[Supplied entries]
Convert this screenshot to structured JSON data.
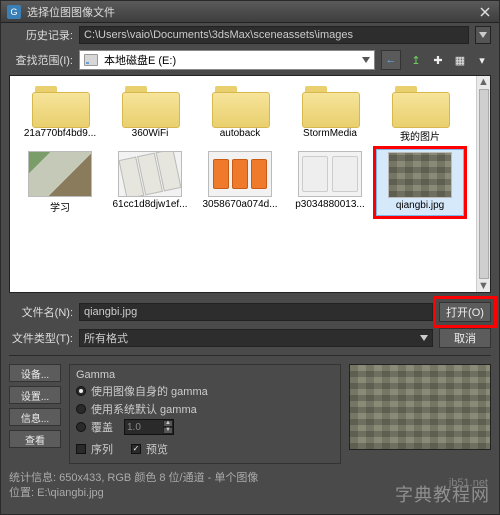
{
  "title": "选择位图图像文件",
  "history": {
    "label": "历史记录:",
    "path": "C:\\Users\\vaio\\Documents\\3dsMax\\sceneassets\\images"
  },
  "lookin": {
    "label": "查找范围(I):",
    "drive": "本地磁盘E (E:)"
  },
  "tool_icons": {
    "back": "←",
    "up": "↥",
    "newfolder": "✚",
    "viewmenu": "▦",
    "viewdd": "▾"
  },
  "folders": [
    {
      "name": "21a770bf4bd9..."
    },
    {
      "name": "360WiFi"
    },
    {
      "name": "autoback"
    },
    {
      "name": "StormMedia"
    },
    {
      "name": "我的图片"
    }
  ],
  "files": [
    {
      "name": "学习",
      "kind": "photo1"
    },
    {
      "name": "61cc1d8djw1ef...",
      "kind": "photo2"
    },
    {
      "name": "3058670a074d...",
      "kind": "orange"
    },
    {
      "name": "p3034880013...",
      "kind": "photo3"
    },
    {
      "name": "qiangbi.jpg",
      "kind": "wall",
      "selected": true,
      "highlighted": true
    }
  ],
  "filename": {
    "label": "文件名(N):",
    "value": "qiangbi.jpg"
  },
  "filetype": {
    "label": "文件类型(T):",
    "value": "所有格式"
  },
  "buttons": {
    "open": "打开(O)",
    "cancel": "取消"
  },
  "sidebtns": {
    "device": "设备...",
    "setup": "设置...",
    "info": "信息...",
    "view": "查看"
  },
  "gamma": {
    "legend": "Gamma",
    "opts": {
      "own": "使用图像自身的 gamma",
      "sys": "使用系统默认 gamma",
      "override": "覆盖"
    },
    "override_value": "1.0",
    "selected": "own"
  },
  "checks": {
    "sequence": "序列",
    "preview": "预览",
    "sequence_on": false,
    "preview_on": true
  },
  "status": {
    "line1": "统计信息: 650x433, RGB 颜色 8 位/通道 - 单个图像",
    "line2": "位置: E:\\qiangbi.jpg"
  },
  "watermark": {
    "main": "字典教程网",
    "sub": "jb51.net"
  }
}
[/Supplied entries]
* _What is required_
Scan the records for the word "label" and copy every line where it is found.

* _Written answer_
    "label": "历史记录:",
    "label": "查找范围(I):",
    "label": "文件名(N):",
    "label": "文件类型(T):",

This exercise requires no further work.